» **Dataset rows for apps and sites**:

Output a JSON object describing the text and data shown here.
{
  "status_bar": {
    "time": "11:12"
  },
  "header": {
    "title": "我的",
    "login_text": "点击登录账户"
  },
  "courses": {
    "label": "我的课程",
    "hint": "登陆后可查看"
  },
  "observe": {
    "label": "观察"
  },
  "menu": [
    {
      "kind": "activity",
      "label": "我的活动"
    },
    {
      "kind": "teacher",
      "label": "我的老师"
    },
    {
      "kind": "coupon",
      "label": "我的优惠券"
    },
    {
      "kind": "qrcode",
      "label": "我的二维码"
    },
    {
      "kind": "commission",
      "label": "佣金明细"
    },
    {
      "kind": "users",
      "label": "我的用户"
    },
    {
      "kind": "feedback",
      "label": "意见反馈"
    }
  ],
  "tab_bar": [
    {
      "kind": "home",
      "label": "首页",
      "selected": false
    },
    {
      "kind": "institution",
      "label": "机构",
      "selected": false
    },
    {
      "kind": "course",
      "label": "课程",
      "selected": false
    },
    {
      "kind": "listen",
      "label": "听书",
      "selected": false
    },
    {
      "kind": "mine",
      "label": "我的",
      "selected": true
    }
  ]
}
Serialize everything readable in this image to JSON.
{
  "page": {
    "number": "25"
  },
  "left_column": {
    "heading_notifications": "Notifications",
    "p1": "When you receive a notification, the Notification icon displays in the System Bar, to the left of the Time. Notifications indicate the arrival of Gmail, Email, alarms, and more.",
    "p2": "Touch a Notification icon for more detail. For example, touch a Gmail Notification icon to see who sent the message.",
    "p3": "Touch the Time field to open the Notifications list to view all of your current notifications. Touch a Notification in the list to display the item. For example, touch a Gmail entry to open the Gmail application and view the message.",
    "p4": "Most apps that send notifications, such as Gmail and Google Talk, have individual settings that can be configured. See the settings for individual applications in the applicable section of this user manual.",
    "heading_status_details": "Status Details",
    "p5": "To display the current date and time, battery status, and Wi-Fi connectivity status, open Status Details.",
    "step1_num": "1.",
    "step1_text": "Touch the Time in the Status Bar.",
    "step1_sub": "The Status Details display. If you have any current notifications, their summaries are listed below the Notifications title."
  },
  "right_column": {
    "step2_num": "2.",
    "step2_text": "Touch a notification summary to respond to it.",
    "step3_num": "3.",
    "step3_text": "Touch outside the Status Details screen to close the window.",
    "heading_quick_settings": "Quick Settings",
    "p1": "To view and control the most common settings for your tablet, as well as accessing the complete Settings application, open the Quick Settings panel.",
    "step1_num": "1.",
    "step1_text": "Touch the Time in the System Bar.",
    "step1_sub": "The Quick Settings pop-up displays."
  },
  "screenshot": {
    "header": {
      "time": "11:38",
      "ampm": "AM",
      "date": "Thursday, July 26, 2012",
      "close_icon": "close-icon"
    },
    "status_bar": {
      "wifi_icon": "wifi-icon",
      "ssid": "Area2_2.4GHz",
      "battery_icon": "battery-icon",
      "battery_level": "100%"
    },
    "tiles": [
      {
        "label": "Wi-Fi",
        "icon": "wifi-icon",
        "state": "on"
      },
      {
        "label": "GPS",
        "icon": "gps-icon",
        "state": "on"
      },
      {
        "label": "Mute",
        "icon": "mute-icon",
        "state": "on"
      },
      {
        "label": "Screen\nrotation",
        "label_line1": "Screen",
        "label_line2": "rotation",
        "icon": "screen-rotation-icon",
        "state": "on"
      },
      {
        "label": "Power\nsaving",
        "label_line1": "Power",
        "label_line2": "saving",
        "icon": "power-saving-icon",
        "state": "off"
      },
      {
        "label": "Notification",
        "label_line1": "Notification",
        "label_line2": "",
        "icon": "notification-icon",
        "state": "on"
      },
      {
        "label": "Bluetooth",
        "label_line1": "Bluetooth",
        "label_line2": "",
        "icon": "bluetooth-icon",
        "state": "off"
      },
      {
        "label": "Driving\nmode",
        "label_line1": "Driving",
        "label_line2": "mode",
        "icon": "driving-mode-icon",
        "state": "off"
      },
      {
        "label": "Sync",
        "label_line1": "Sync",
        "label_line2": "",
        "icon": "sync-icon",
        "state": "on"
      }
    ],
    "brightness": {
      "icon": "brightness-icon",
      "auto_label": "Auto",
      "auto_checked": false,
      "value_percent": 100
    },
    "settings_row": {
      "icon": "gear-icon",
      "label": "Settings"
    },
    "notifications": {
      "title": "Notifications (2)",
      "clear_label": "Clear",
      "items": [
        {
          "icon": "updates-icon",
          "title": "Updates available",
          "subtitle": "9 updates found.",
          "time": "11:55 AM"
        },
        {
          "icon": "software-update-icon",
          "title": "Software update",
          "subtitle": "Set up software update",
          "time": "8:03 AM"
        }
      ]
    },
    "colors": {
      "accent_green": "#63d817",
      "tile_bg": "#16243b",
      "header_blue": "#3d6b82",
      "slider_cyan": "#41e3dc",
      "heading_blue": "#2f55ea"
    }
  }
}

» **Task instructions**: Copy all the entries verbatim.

» **Response for this exercise**:
Output a JSON object describing the text and data shown here.
{
  "status_bar": {
    "time": "11:12"
  },
  "header": {
    "title": "我的",
    "login_text": "点击登录账户"
  },
  "courses": {
    "label": "我的课程",
    "hint": "登陆后可查看"
  },
  "observe": {
    "label": "观察"
  },
  "menu": [
    {
      "kind": "activity",
      "label": "我的活动"
    },
    {
      "kind": "teacher",
      "label": "我的老师"
    },
    {
      "kind": "coupon",
      "label": "我的优惠券"
    },
    {
      "kind": "qrcode",
      "label": "我的二维码"
    },
    {
      "kind": "commission",
      "label": "佣金明细"
    },
    {
      "kind": "users",
      "label": "我的用户"
    },
    {
      "kind": "feedback",
      "label": "意见反馈"
    }
  ],
  "tab_bar": [
    {
      "kind": "home",
      "label": "首页",
      "selected": false
    },
    {
      "kind": "institution",
      "label": "机构",
      "selected": false
    },
    {
      "kind": "course",
      "label": "课程",
      "selected": false
    },
    {
      "kind": "listen",
      "label": "听书",
      "selected": false
    },
    {
      "kind": "mine",
      "label": "我的",
      "selected": true
    }
  ]
}
Serialize everything readable in this image to JSON.
{
  "page": {
    "number": "25"
  },
  "left_column": {
    "heading_notifications": "Notifications",
    "p1": "When you receive a notification, the Notification icon displays in the System Bar, to the left of the Time. Notifications indicate the arrival of Gmail, Email, alarms, and more.",
    "p2": "Touch a Notification icon for more detail. For example, touch a Gmail Notification icon to see who sent the message.",
    "p3": "Touch the Time field to open the Notifications list to view all of your current notifications. Touch a Notification in the list to display the item. For example, touch a Gmail entry to open the Gmail application and view the message.",
    "p4": "Most apps that send notifications, such as Gmail and Google Talk, have individual settings that can be configured. See the settings for individual applications in the applicable section of this user manual.",
    "heading_status_details": "Status Details",
    "p5": "To display the current date and time, battery status, and Wi-Fi connectivity status, open Status Details.",
    "step1_num": "1.",
    "step1_text": "Touch the Time in the Status Bar.",
    "step1_sub": "The Status Details display. If you have any current notifications, their summaries are listed below the Notifications title."
  },
  "right_column": {
    "step2_num": "2.",
    "step2_text": "Touch a notification summary to respond to it.",
    "step3_num": "3.",
    "step3_text": "Touch outside the Status Details screen to close the window.",
    "heading_quick_settings": "Quick Settings",
    "p1": "To view and control the most common settings for your tablet, as well as accessing the complete Settings application, open the Quick Settings panel.",
    "step1_num": "1.",
    "step1_text": "Touch the Time in the System Bar.",
    "step1_sub": "The Quick Settings pop-up displays."
  },
  "screenshot": {
    "header": {
      "time": "11:38",
      "ampm": "AM",
      "date": "Thursday, July 26, 2012",
      "close_icon": "close-icon"
    },
    "status_bar": {
      "wifi_icon": "wifi-icon",
      "ssid": "Area2_2.4GHz",
      "battery_icon": "battery-icon",
      "battery_level": "100%"
    },
    "tiles": [
      {
        "label": "Wi-Fi",
        "icon": "wifi-icon",
        "state": "on"
      },
      {
        "label": "GPS",
        "icon": "gps-icon",
        "state": "on"
      },
      {
        "label": "Mute",
        "icon": "mute-icon",
        "state": "on"
      },
      {
        "label": "Screen\nrotation",
        "label_line1": "Screen",
        "label_line2": "rotation",
        "icon": "screen-rotation-icon",
        "state": "on"
      },
      {
        "label": "Power\nsaving",
        "label_line1": "Power",
        "label_line2": "saving",
        "icon": "power-saving-icon",
        "state": "off"
      },
      {
        "label": "Notification",
        "label_line1": "Notification",
        "label_line2": "",
        "icon": "notification-icon",
        "state": "on"
      },
      {
        "label": "Bluetooth",
        "label_line1": "Bluetooth",
        "label_line2": "",
        "icon": "bluetooth-icon",
        "state": "off"
      },
      {
        "label": "Driving\nmode",
        "label_line1": "Driving",
        "label_line2": "mode",
        "icon": "driving-mode-icon",
        "state": "off"
      },
      {
        "label": "Sync",
        "label_line1": "Sync",
        "label_line2": "",
        "icon": "sync-icon",
        "state": "on"
      }
    ],
    "brightness": {
      "icon": "brightness-icon",
      "auto_label": "Auto",
      "auto_checked": false,
      "value_percent": 100
    },
    "settings_row": {
      "icon": "gear-icon",
      "label": "Settings"
    },
    "notifications": {
      "title": "Notifications (2)",
      "clear_label": "Clear",
      "items": [
        {
          "icon": "updates-icon",
          "title": "Updates available",
          "subtitle": "9 updates found.",
          "time": "11:55 AM"
        },
        {
          "icon": "software-update-icon",
          "title": "Software update",
          "subtitle": "Set up software update",
          "time": "8:03 AM"
        }
      ]
    },
    "colors": {
      "accent_green": "#63d817",
      "tile_bg": "#16243b",
      "header_blue": "#3d6b82",
      "slider_cyan": "#41e3dc",
      "heading_blue": "#2f55ea"
    }
  }
}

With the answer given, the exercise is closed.